#### [Your goal]
Go through the data and copy each line where the string "items" appears.
-- Task material follows --
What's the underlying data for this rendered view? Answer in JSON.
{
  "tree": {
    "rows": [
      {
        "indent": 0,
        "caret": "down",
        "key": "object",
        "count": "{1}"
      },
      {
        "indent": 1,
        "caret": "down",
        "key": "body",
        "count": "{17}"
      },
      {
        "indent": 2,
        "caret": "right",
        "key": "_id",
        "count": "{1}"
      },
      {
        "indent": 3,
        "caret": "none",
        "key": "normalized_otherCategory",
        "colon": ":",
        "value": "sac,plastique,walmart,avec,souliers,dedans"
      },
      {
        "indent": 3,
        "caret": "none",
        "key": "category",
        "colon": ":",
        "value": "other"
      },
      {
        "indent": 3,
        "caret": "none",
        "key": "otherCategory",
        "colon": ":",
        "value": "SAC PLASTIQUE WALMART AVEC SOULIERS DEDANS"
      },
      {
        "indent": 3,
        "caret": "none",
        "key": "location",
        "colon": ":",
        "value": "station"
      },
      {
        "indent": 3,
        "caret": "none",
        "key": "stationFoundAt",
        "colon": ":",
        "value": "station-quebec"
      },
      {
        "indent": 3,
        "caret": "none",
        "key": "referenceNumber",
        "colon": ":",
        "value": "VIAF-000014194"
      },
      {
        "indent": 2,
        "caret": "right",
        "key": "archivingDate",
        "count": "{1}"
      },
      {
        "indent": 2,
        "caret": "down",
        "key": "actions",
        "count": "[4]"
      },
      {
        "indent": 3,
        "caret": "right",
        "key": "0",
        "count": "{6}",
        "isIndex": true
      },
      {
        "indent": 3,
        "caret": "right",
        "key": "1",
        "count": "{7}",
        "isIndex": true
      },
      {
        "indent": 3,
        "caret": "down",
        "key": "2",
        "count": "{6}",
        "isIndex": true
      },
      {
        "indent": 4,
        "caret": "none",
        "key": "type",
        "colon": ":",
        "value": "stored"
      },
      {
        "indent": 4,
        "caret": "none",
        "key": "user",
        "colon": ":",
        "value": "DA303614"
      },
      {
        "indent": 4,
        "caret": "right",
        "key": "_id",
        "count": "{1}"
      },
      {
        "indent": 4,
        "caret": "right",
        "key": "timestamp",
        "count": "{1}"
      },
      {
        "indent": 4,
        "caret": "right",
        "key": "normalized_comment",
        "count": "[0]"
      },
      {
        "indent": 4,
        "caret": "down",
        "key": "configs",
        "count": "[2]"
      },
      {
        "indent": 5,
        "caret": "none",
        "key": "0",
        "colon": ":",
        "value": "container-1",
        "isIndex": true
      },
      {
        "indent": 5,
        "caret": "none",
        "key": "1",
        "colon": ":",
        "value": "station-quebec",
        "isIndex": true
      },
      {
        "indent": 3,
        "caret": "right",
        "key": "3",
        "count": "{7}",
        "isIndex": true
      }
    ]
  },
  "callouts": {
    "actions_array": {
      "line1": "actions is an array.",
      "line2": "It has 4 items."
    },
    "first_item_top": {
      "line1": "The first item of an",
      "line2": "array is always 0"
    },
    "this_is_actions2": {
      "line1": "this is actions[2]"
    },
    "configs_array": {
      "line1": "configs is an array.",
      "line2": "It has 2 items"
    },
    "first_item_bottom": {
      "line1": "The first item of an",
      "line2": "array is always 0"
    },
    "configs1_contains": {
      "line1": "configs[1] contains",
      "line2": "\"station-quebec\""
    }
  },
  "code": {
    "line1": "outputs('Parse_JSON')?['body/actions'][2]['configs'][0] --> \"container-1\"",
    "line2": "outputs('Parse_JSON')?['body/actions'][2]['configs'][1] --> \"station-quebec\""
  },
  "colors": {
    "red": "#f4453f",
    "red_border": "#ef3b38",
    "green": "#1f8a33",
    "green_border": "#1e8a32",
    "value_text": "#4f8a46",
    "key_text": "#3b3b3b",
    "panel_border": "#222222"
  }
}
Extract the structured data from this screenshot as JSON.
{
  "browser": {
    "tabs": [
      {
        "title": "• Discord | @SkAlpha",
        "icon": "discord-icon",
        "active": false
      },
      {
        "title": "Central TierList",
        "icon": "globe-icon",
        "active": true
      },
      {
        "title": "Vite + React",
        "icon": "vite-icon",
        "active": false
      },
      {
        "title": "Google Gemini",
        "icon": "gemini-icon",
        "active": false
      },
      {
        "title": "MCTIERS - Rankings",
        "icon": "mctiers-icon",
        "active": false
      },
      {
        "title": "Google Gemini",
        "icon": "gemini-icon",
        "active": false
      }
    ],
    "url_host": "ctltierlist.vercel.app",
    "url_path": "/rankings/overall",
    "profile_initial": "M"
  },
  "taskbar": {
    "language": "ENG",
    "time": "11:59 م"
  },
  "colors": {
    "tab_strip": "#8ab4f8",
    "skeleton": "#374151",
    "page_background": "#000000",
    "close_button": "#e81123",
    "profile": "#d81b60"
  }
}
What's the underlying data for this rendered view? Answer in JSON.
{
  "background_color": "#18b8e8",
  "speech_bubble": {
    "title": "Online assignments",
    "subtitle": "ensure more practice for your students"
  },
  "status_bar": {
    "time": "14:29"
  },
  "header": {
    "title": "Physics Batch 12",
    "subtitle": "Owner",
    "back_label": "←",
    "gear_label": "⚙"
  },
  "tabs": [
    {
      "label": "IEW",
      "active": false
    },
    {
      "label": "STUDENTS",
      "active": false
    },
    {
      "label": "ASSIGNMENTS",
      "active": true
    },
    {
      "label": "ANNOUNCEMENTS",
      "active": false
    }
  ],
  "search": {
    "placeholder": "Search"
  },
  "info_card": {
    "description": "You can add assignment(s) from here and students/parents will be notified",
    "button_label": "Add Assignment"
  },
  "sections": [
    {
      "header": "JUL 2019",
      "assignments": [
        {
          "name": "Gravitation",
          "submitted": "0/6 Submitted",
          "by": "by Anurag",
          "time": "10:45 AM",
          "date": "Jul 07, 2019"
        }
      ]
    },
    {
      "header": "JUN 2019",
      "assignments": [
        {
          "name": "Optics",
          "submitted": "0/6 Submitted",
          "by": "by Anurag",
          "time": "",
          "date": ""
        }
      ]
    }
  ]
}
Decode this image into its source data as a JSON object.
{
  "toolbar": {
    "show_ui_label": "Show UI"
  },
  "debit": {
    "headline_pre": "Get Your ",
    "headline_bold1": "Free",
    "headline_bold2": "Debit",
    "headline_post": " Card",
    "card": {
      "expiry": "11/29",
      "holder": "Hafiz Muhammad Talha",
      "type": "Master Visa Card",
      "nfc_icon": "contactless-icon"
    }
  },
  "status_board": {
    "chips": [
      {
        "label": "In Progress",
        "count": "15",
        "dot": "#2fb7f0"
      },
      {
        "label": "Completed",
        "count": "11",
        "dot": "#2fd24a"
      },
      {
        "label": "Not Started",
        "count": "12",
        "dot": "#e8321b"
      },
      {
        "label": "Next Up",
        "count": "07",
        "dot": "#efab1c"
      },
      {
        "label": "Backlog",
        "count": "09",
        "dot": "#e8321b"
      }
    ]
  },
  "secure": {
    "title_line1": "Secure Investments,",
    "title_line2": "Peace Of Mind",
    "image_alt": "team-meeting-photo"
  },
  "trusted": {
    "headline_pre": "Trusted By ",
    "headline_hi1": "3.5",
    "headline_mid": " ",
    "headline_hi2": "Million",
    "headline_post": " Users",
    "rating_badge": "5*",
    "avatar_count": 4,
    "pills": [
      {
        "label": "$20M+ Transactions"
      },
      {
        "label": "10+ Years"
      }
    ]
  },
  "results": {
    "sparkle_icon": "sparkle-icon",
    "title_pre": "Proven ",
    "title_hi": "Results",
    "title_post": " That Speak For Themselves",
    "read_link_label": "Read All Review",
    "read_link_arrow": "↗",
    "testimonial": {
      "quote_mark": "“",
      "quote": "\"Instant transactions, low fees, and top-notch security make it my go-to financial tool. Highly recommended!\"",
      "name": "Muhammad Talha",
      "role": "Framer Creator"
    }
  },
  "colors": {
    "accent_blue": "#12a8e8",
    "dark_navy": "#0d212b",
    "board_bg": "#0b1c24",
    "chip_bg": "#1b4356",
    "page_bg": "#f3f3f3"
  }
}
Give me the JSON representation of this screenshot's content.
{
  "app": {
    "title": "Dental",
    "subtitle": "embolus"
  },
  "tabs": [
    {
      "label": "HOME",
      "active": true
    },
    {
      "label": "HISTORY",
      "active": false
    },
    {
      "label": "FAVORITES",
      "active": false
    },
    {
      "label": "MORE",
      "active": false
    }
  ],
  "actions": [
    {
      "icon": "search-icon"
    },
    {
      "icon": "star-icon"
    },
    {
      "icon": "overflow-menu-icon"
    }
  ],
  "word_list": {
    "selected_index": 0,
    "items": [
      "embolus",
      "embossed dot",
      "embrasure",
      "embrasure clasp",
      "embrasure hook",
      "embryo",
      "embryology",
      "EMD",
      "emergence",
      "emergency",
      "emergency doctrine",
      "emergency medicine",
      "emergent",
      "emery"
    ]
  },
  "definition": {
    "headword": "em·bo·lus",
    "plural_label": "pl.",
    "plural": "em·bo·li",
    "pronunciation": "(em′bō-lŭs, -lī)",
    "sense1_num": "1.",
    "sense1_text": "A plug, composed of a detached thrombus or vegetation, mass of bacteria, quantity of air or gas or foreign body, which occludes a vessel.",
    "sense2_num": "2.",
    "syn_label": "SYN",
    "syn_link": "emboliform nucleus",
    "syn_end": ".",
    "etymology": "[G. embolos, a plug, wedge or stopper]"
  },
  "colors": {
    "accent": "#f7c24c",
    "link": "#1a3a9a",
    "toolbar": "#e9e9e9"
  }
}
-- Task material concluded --
#### [Solution below]
      "line2": "It has 4 items."
      "line2": "It has 2 items"
    "items": [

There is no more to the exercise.